The result is one that the Legislature probably intended, but not what it said in the recent revision of the statute.  So, the Supreme Court rescues the drafters.  The opinion is forced to use considerable ink explaining why it is not following the usual presumption that a word used in more than one provision of a statute has the same meaning throughout.  The court says, “Our interpretive task is not necessarily to slavishly assign a word precisely the same meaning every time it is used in a statute — regardless of the context — but to accord it the meaning best suited to effectuating the statute’s intended purpose.”

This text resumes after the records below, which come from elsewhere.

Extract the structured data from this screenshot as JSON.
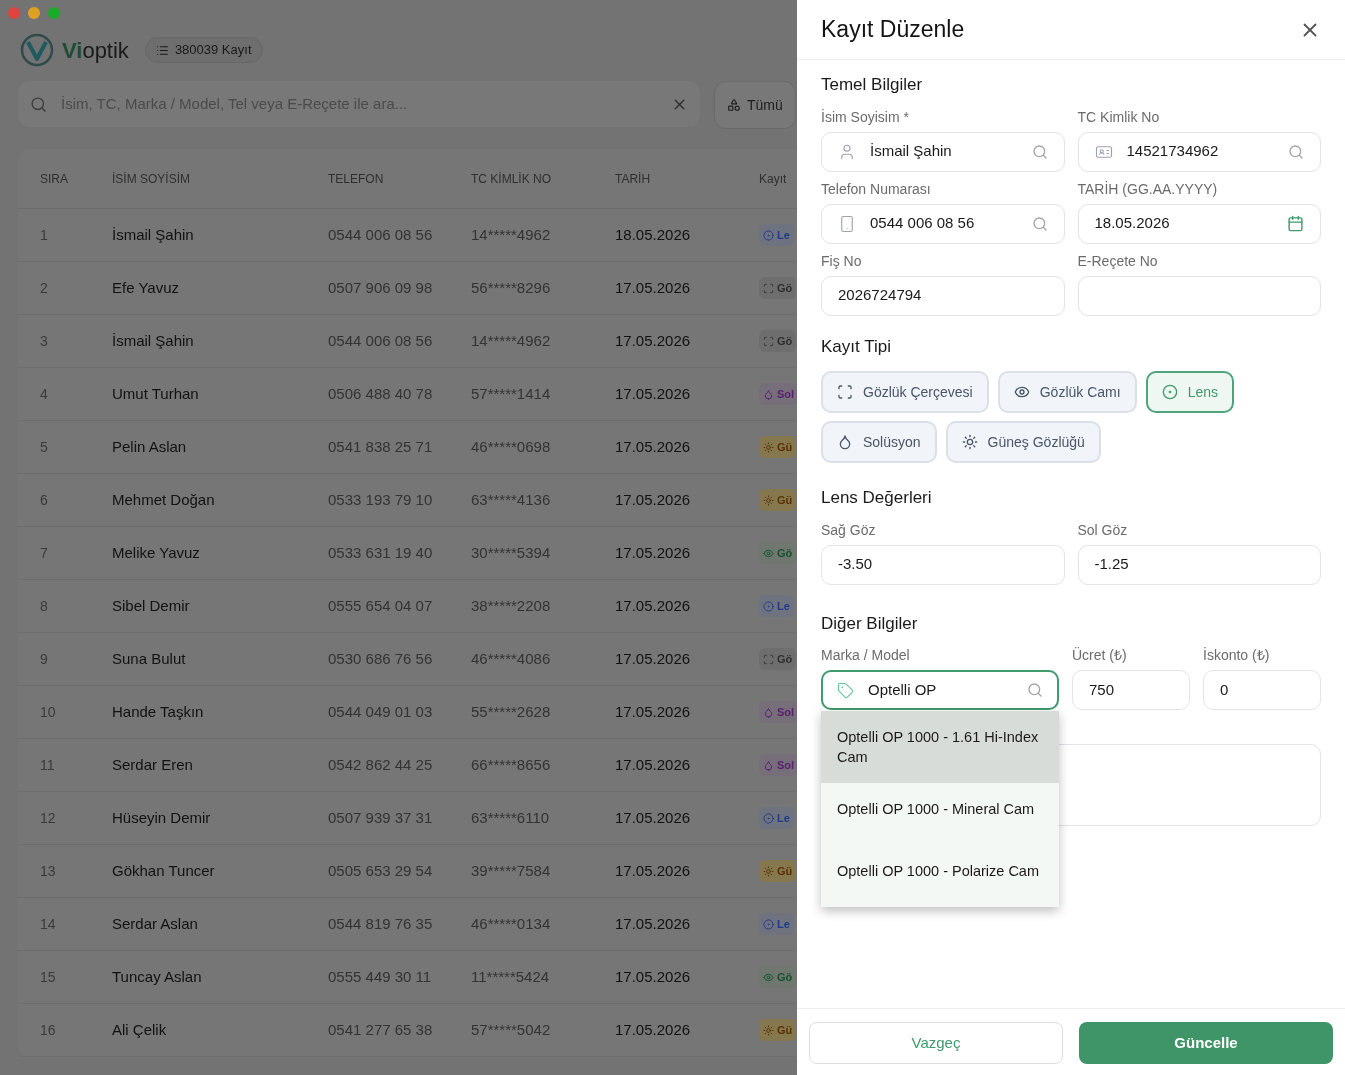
{
  "app": {
    "logo_accent": "Vi",
    "logo_rest": "optik",
    "record_count": "380039 Kayıt",
    "search": {
      "placeholder": "İsim, TC, Marka / Model, Tel veya E-Reçete ile ara..."
    },
    "filter": {
      "label": "Tümü"
    }
  },
  "table": {
    "columns": [
      "SIRA",
      "İSİM SOYİSİM",
      "TELEFON",
      "TC KİMLİK NO",
      "TARİH",
      "Kayıt"
    ],
    "rows": [
      {
        "no": "1",
        "name": "İsmail Şahin",
        "phone": "0544 006 08 56",
        "tc": "14*****4962",
        "date": "18.05.2026",
        "type": {
          "kind": "lens",
          "label": "Le"
        }
      },
      {
        "no": "2",
        "name": "Efe Yavuz",
        "phone": "0507 906 09 98",
        "tc": "56*****8296",
        "date": "17.05.2026",
        "type": {
          "kind": "frame",
          "label": "Gö"
        }
      },
      {
        "no": "3",
        "name": "İsmail Şahin",
        "phone": "0544 006 08 56",
        "tc": "14*****4962",
        "date": "17.05.2026",
        "type": {
          "kind": "frame",
          "label": "Gö"
        }
      },
      {
        "no": "4",
        "name": "Umut Turhan",
        "phone": "0506 488 40 78",
        "tc": "57*****1414",
        "date": "17.05.2026",
        "type": {
          "kind": "solution",
          "label": "Sol"
        }
      },
      {
        "no": "5",
        "name": "Pelin Aslan",
        "phone": "0541 838 25 71",
        "tc": "46*****0698",
        "date": "17.05.2026",
        "type": {
          "kind": "sun",
          "label": "Gü"
        }
      },
      {
        "no": "6",
        "name": "Mehmet Doğan",
        "phone": "0533 193 79 10",
        "tc": "63*****4136",
        "date": "17.05.2026",
        "type": {
          "kind": "sun",
          "label": "Gü"
        }
      },
      {
        "no": "7",
        "name": "Melike Yavuz",
        "phone": "0533 631 19 40",
        "tc": "30*****5394",
        "date": "17.05.2026",
        "type": {
          "kind": "glass",
          "label": "Gö"
        }
      },
      {
        "no": "8",
        "name": "Sibel Demir",
        "phone": "0555 654 04 07",
        "tc": "38*****2208",
        "date": "17.05.2026",
        "type": {
          "kind": "lens",
          "label": "Le"
        }
      },
      {
        "no": "9",
        "name": "Suna Bulut",
        "phone": "0530 686 76 56",
        "tc": "46*****4086",
        "date": "17.05.2026",
        "type": {
          "kind": "frame",
          "label": "Gö"
        }
      },
      {
        "no": "10",
        "name": "Hande Taşkın",
        "phone": "0544 049 01 03",
        "tc": "55*****2628",
        "date": "17.05.2026",
        "type": {
          "kind": "solution",
          "label": "Sol"
        }
      },
      {
        "no": "11",
        "name": "Serdar Eren",
        "phone": "0542 862 44 25",
        "tc": "66*****8656",
        "date": "17.05.2026",
        "type": {
          "kind": "solution",
          "label": "Sol"
        }
      },
      {
        "no": "12",
        "name": "Hüseyin Demir",
        "phone": "0507 939 37 31",
        "tc": "63*****6110",
        "date": "17.05.2026",
        "type": {
          "kind": "lens",
          "label": "Le"
        }
      },
      {
        "no": "13",
        "name": "Gökhan Tuncer",
        "phone": "0505 653 29 54",
        "tc": "39*****7584",
        "date": "17.05.2026",
        "type": {
          "kind": "sun",
          "label": "Gü"
        }
      },
      {
        "no": "14",
        "name": "Serdar Aslan",
        "phone": "0544 819 76 35",
        "tc": "46*****0134",
        "date": "17.05.2026",
        "type": {
          "kind": "lens",
          "label": "Le"
        }
      },
      {
        "no": "15",
        "name": "Tuncay Aslan",
        "phone": "0555 449 30 11",
        "tc": "11*****5424",
        "date": "17.05.2026",
        "type": {
          "kind": "glass",
          "label": "Gö"
        }
      },
      {
        "no": "16",
        "name": "Ali Çelik",
        "phone": "0541 277 65 38",
        "tc": "57*****5042",
        "date": "17.05.2026",
        "type": {
          "kind": "sun",
          "label": "Gü"
        }
      }
    ]
  },
  "drawer": {
    "title": "Kayıt Düzenle",
    "basic": {
      "heading": "Temel Bilgiler",
      "fields": [
        {
          "label": "İsim Soyisim *",
          "value": "İsmail Şahin"
        },
        {
          "label": "TC Kimlik No",
          "value": "14521734962"
        },
        {
          "label": "Telefon Numarası",
          "value": "0544 006 08 56"
        },
        {
          "label": "TARİH (GG.AA.YYYY)",
          "value": "18.05.2026"
        },
        {
          "label": "Fiş No",
          "value": "2026724794"
        },
        {
          "label": "E-Reçete No"
        }
      ]
    },
    "record_type": {
      "heading": "Kayıt Tipi",
      "options": [
        {
          "kind": "frame",
          "label": "Gözlük Çerçevesi",
          "selected": false
        },
        {
          "kind": "glass",
          "label": "Gözlük Camı",
          "selected": false
        },
        {
          "kind": "lens",
          "label": "Lens",
          "selected": true
        },
        {
          "kind": "solution",
          "label": "Solüsyon",
          "selected": false
        },
        {
          "kind": "sun",
          "label": "Güneş Gözlüğü",
          "selected": false
        }
      ]
    },
    "lens": {
      "heading": "Lens Değerleri",
      "fields": [
        {
          "label": "Sağ Göz",
          "value": "-3.50"
        },
        {
          "label": "Sol Göz",
          "value": "-1.25"
        }
      ]
    },
    "other": {
      "heading": "Diğer Bilgiler",
      "brand": {
        "label": "Marka / Model",
        "value": "Optelli OP",
        "focused": true
      },
      "price": {
        "label": "Ücret (₺)",
        "value": "750"
      },
      "discount": {
        "label": "İskonto (₺)",
        "value": "0"
      },
      "suggestions": [
        {
          "label": "Optelli OP 1000 - 1.61 Hi-Index Cam",
          "selected": true
        },
        {
          "label": "Optelli OP 1000 - Mineral Cam",
          "selected": false
        },
        {
          "label": "Optelli OP 1000 - Polarize Cam",
          "selected": false
        }
      ]
    },
    "footer": {
      "cancel": "Vazgeç",
      "submit": "Güncelle"
    }
  }
}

And that was just the first mess the court needed to clean up.  The statute is not at all clear whether district attorneys can share treatment records with their expert witnesses.  The new amendment included the proviso that the Legislature didn’t “intend[] to affect the determination by the Supreme Court of California, in” this case.  So the court was left to determine the expert-witness question despite being “unable to find another instance in which a statute included a provision declaring an intent not to influence the pending judicial resolution of the issue presented.”

The Legislature should give the Supreme Court overtime pay for this one.

The court affirms the Fourth District, Division Three, Court of Appeal.